The regular meat service resumes at half time, thank god, because Christopher is quite hungry. As the second half gets going, Christopher notes the beauty of the "Busby Berkeley overhead camera," and screams at some Croat for rolling around on the ground, "Hey, Joan Crawford! Stand up!" Then he laughs because this makes him "sound gay." The game compels him almost more than the meal to the point where the second forty-five minutes features merely more sirloin, prime rib (rare, by command), chicken sausage, flank steak again, top sirloin again, prime rib encore, filet mignon parmesan redux ("yes," Christopher says, "lovely!"). Brazil get their fake penalty, and Christopher screams with joy. There is one more lamb chop and one last plate of sirloin ("rare, rare, rare!" he instructs the waiter), and then Oscar breaks away to toe-poke Brazil's third. Christopher is on his feet screaming, and then once again a few minutes later when he doesn't realize the Oscar goal has just been shown on replay.

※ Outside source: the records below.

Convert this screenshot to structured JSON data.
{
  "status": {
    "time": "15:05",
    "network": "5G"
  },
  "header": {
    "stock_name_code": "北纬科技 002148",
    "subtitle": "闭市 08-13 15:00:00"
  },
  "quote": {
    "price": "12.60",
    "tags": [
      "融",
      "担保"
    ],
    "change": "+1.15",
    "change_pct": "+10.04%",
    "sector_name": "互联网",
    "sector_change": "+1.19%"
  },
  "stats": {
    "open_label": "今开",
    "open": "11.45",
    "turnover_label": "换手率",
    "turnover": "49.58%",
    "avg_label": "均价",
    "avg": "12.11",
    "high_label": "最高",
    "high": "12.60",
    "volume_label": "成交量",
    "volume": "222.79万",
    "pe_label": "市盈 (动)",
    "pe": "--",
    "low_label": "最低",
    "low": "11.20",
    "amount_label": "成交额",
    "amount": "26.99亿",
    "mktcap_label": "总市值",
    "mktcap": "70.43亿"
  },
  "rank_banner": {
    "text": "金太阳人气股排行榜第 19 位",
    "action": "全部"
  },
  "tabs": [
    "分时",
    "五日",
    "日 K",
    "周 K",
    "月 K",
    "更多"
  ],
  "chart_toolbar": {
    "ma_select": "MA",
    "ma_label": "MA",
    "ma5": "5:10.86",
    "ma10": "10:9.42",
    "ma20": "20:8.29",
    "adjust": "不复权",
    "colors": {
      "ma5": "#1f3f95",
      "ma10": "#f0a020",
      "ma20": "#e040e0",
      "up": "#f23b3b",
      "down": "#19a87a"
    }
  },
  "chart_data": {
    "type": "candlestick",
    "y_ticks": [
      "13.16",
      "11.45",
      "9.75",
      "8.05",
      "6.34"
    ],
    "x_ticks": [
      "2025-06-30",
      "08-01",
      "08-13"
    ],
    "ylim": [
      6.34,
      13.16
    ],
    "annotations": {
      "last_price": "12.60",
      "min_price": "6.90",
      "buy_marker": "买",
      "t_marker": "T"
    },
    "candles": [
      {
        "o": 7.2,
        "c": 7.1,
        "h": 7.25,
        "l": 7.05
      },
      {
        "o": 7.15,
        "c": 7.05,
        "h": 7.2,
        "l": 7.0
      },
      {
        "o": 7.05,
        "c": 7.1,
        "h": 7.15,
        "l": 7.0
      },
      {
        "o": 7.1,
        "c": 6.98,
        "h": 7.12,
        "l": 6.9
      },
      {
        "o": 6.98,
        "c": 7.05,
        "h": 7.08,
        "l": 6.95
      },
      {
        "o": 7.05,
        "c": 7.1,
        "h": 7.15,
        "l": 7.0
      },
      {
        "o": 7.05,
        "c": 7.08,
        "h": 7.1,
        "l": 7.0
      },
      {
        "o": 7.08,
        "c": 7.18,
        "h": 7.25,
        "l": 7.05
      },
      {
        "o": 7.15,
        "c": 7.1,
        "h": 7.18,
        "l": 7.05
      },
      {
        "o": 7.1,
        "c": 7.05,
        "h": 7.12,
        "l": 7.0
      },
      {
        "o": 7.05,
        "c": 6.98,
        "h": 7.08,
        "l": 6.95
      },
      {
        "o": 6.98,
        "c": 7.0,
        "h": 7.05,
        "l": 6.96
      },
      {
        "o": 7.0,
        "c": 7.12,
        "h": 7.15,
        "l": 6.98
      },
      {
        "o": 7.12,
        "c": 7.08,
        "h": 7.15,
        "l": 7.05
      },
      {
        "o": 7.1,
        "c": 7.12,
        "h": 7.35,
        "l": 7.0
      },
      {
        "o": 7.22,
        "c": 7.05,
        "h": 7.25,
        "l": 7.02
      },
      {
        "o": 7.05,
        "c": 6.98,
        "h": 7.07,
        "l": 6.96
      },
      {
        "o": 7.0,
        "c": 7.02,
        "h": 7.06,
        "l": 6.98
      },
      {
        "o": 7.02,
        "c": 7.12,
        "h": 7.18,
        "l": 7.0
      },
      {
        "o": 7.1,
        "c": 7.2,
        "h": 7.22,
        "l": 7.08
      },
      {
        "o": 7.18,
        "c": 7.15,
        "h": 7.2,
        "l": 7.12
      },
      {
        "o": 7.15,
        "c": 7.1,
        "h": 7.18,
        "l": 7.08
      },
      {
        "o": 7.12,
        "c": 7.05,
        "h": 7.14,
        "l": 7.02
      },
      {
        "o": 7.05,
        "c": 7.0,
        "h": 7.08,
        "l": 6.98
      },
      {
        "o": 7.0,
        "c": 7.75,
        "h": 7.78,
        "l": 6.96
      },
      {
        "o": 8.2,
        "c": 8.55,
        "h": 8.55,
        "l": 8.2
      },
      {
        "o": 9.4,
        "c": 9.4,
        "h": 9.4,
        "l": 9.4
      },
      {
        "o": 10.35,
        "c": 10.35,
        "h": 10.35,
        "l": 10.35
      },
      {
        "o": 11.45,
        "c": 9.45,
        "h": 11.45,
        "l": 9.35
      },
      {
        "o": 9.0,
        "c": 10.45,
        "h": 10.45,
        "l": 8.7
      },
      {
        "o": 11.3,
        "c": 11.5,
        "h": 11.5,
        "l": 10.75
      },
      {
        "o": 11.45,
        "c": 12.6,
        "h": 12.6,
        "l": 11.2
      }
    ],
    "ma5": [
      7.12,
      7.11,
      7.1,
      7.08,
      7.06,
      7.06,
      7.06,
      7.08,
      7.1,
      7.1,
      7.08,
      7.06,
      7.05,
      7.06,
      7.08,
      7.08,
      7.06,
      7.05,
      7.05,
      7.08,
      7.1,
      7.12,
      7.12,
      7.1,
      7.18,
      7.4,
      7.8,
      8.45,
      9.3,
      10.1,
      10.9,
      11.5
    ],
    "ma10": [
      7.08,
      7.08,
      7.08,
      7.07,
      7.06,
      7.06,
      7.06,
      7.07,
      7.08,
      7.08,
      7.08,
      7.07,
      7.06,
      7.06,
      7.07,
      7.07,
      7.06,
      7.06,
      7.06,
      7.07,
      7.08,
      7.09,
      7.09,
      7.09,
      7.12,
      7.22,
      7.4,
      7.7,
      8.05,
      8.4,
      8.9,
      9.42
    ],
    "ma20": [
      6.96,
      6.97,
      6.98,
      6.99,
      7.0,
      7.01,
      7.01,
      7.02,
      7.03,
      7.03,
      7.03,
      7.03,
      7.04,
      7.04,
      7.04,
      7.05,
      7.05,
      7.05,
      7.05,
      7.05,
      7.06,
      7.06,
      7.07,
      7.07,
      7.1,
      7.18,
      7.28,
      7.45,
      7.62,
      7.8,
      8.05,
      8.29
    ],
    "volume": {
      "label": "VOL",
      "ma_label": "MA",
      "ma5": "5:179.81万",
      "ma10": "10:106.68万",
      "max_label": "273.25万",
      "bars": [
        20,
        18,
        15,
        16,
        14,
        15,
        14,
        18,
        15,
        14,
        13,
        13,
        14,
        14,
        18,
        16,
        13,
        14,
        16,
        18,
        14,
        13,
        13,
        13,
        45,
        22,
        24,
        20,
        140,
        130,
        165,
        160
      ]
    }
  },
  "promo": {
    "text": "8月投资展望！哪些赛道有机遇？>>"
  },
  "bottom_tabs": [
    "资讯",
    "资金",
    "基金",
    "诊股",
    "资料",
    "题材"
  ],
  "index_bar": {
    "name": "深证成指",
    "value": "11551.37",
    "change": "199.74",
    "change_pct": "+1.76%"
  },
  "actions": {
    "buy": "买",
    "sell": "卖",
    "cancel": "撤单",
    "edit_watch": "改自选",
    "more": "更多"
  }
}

I am learning today that my friend Christopher is incredibly passionate about Brazilian soccer, just as he is about meat. A brief menu of what I had managed to ascertain of him before yesterday would have added that he is literary agent; he plays piano expertly, and knows all music as though a savant; that he had once lost a great love in a terrible time, and that he was now in love once again.

One last thing I knew. Many Thursdays in 2008 he lay on a gurney at Mount Sinai Beth Israel Comprehensive Cancer Center. He had non-non Hodgkins, and as he sat there each week, he was surrounded by a small army of people who—for want of a better phrase—worship him. There was the writer David Rakoff, sitting at Christopher's feet doing funny monologues and being kindly. David baked every time, cookies that the staff, and the rest of us, ate, while Christopher lay being gently poisoned back to health. Singer Alice Ripley would croon a song to Christopher while we all tried to blubber quietly so as to not upset the rest of the ward. And Christopher's "Sister Wives"—a devoted gang of female friends from across the city—would come by, too, as obsessed with him and his recovery as the rest of us.

Christopher recovered, though Rakoff, by then stoically cancer-challenged himself, did not. Alice went on to win a Tony, and the Sister Wives gave thanks for Christopher's recovery. I managed to get cancer, too, had an operation, swore with guilt, got better. Once in a while, Christopher fasts, then eats meats. He married Augusten on April Fool's Day, 2013. A New York artist, and staunch vegan, Pamela Talese, bought a sirloin and painted it, still life style, as a gift for Christopher's 50th birthday that same year.

Once done, Pamela Talese flung the offending cut into the East River, where it remains.